Being brought up in a strict, culturally oriented Indian family, I was the wild child who broke all the rules. However, there was one rule I never dared to challenge because I myself, had understood it so clearly. I would even enforce it on others when they came into my home: Leave your shoes at the door.
The reason for this rule was both practical and symbolic. The practical reason is obvious, especially during this COVID-19 pandemic. The amount of bacteria we pick up from the outside world from our shoes is shockingly high. Charles Garba, a University of Arizona microbiologist, conducted a study that showed an average of 421,000 units of bacteria sampled from 2 weeks of outside wear, included fecal matter, E. Coli and other strains which caused pneumonia and upper respiratory illnesses.
The symbolic reason, although understood intellectually, took me years to fully grasp. It doesn’t just stop at the door, but the concept of removal of shoes goes deeper into our everyday lives.
Mahatama Gandhi, Indian lawyer and political ethicist once said, “I will not let anyone walk through my mind with their dirty feet.” This is the concept behind what I was taught as a child. The house is sacred. It is where we eat, live, sleep and pray. As we live by the ethics and integrity of the philosophy we follow, let’s create a home, which represents it. Anything or anyone’s words that steers us away from those values must be left at the door. Although this was driven by religion in my home, Gandhi’s concept is what left the imprint in my mind.
So why is it so easy to take our shoes off when we walk into the door, but harder to remove the emotional and mental pathogens that steer us away from being at peace with ourselves? Why is it acceptable to ask a friend to leave their shoes outside, but so difficult when they bring drama, gossip or fear into our hearts?

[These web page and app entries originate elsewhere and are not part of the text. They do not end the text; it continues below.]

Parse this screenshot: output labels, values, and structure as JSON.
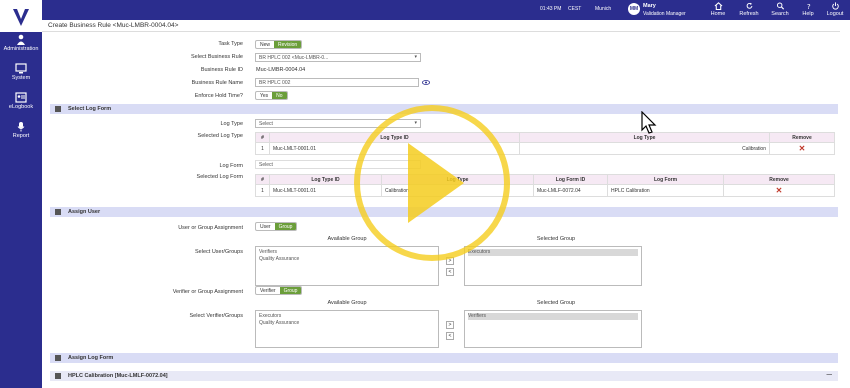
{
  "topbar": {
    "time": "01:43 PM",
    "tz": "CEST",
    "city": "Munich",
    "user_initials": "MM",
    "user_name": "Mary",
    "user_role": "Validation Manager",
    "nav": [
      {
        "label": "Home",
        "icon": "home-icon"
      },
      {
        "label": "Refresh",
        "icon": "refresh-icon"
      },
      {
        "label": "Search",
        "icon": "search-icon"
      },
      {
        "label": "Help",
        "icon": "help-icon"
      },
      {
        "label": "Logout",
        "icon": "power-icon"
      }
    ]
  },
  "sidebar": {
    "items": [
      {
        "label": "Administration",
        "icon": "admin-icon"
      },
      {
        "label": "System",
        "icon": "monitor-icon"
      },
      {
        "label": "eLogbook",
        "icon": "logbook-icon"
      },
      {
        "label": "Report",
        "icon": "report-icon"
      }
    ]
  },
  "page": {
    "title": "Create Business Rule <Muc-LMBR-0004.04>"
  },
  "form": {
    "task_type_label": "Task Type",
    "task_type_opts": [
      "New",
      "Revision"
    ],
    "select_rule_label": "Select Business Rule",
    "select_rule_value": "BR HPLC 002 <Muc-LMBR-0...",
    "rule_id_label": "Business Rule ID",
    "rule_id_value": "Muc-LMBR-0004.04",
    "rule_name_label": "Business Rule Name",
    "rule_name_value": "BR HPLC 002",
    "hold_label": "Enforce Hold Time?",
    "hold_opts": [
      "Yes",
      "No"
    ]
  },
  "log_form_section": {
    "title": "Select Log Form",
    "log_type_label": "Log Type",
    "log_type_value": "Select",
    "sel_log_type_label": "Selected Log Type",
    "lt_headers": [
      "#",
      "Log Type ID",
      "Log Type",
      "Remove"
    ],
    "lt_rows": [
      [
        "1",
        "Muc-LMLT-0001.01",
        "Calibration"
      ]
    ],
    "log_form_label": "Log Form",
    "log_form_value": "Select",
    "sel_log_form_label": "Selected Log Form",
    "lf_headers": [
      "#",
      "Log Type ID",
      "Log Type",
      "Log Form ID",
      "Log Form",
      "Remove"
    ],
    "lf_rows": [
      [
        "1",
        "Muc-LMLT-0001.01",
        "Calibration",
        "Muc-LMLF-0072.04",
        "HPLC Calibration"
      ]
    ]
  },
  "assign_user": {
    "title": "Assign User",
    "ug_label": "User or Group Assignment",
    "ug_opts": [
      "User",
      "Group"
    ],
    "available_hdr": "Available Group",
    "selected_hdr": "Selected Group",
    "sel_users_label": "Select User/Groups",
    "avail_users": [
      "Verifiers",
      "Quality Assurance"
    ],
    "sel_users": [
      "Executors"
    ],
    "vg_label": "Verifier or Group Assignment",
    "vg_opts": [
      "Verifier",
      "Group"
    ],
    "sel_verif_label": "Select Verifier/Groups",
    "avail_verif": [
      "Executors",
      "Quality Assurance"
    ],
    "sel_verif": [
      "Verifiers"
    ],
    "arrows": [
      ">",
      "<"
    ]
  },
  "assign_log": {
    "title": "Assign Log Form",
    "item": "HPLC Calibration [Muc-LMLF-0072.04]",
    "collapse": "—"
  },
  "colors": {
    "brand": "#2b2d8e",
    "section": "#d9dcf5",
    "toggle_on": "#6b9e3a",
    "remove": "#c0392b",
    "play": "#f5cd1e"
  }
}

And now I ask, as we move so much of our communication online through video chats, meetings and emails, are the screens between us enough to keep the nosey neighbors and judgy judgersons out of our homes?

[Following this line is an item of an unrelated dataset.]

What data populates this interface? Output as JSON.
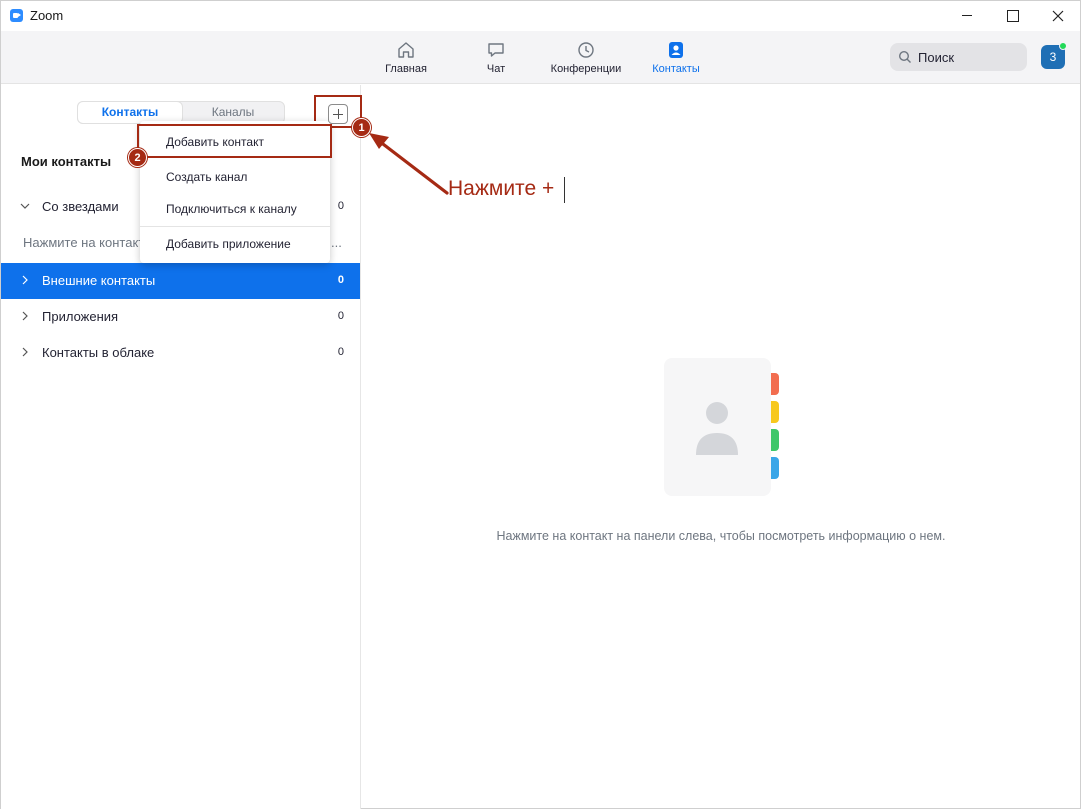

The lines of what we allow for in our private lives begins to blur with what we allow others to see in our public personas, and we need to start coming to terms with the discrepancies of these double lives we lead.
For example, one of the most common struggles I hear is no longer being able to make excuses for not attending a meeting or speaking to someone on the phone. We cannot hide behind the “I’m so busy” or “I have other plans” reason anymore. We need to learn to say no with clarity and honesty. It may not be what another person wants to hear, but it is what we need to do in order to keep our house clean.

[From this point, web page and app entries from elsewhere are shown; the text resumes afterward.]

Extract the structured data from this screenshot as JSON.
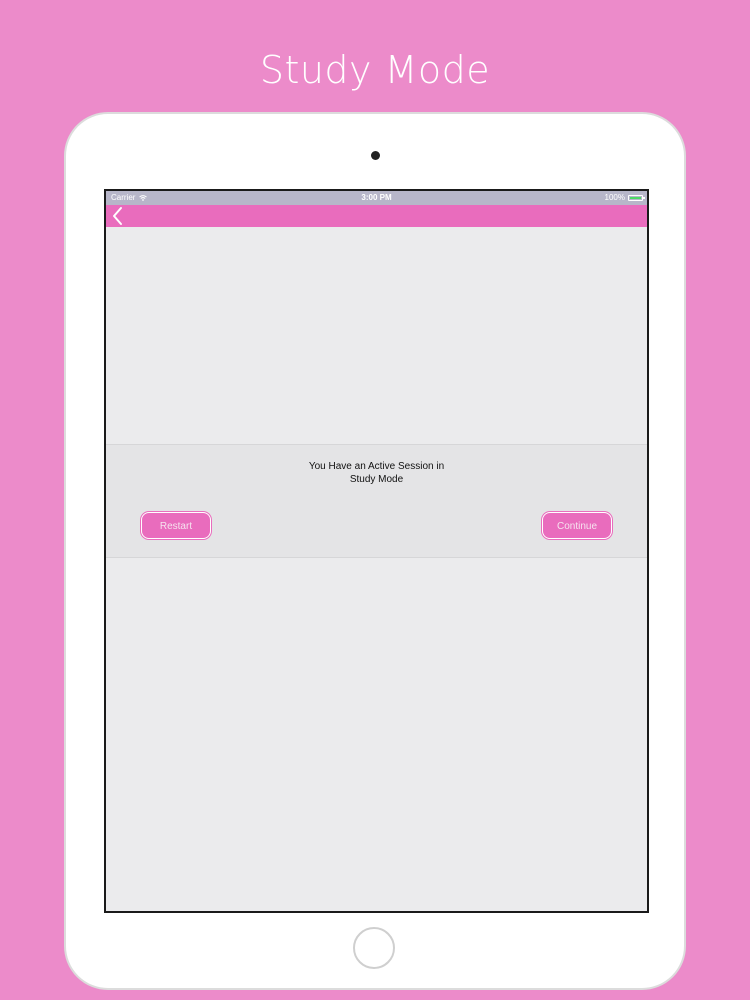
{
  "promo": {
    "title": "Study Mode"
  },
  "status_bar": {
    "carrier": "Carrier",
    "time": "3:00 PM",
    "battery": "100%"
  },
  "nav": {
    "back_icon": "chevron-left-icon"
  },
  "session_dialog": {
    "message_line1": "You Have an Active Session in",
    "message_line2": "Study Mode",
    "restart_label": "Restart",
    "continue_label": "Continue"
  },
  "colors": {
    "background": "#ec8bca",
    "accent": "#e96cbd",
    "screen_bg": "#ebebed",
    "status_bar": "#b7b6c9",
    "battery": "#4cd964"
  }
}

The root cause of this dilemma is that we haven’t learned how to set up boundaries or parameters for ourselves, let alone how to tell others to do the same. If we don’t take our shoes off at the door, how is it that we can ask others to?
Learning to ask ourselves what is acceptable or not in our own physical, emotional and mental home will dictate the culture we set for all future interactions. I am always in awe of those I meet who garner respect so quickly when people meet them. Without even knowing the person, individuals want to share with them their deepest thoughts or make them their best friend. The secret of these people is that they know very clearly whom they would welcome into their homes, and it is with clarity of their speech and actions they show what they would bring into another person’s home.
Most of the time, we don’t even know what kind of boundary to place. When we are used to functioning in relationships that don’t allow for that level of personal space, we get confused as to what are our own values versus someone else’s.
Families are a great example of this concept. Having been brought up in a culture where “your business was everyone else’s business,” it was hard for me to find my own individual voice and path. Once I did, I was criticized for every mistake I made thereafter. I had to learn to be strong and stand by my ideals. I had to learn not to be afraid to ask someone to leave it at the door. And I had to put aside my fear that there may be some people who cannot respect my boundaries, and they would inevitably leave me. I had to learn not to sacrifice my values for another’s.
Clinical Psychologist Brene Brown said, “Daring to set boundaries is about having the courage to love ourselves even when we risk disappointing others.”
Now, as we have been spending more time inside and seeing the reflections of who we are on the walls of our home, what a wonderful opportunity this is to decide whether or not we want to leave our shoes or our principles at the door.
Amita Nathwani is a practitioner and teacher of Ayurvedic Medicine at Surya Health and Wellness.. She is an adjunct faculty member with the Dr. Andrew Weil Center for Integrative Medicine and has a private practice in Tucson, Arizona and Durango, Colorado. She is also a Tucson Public Voices fellow with the OpEd Project.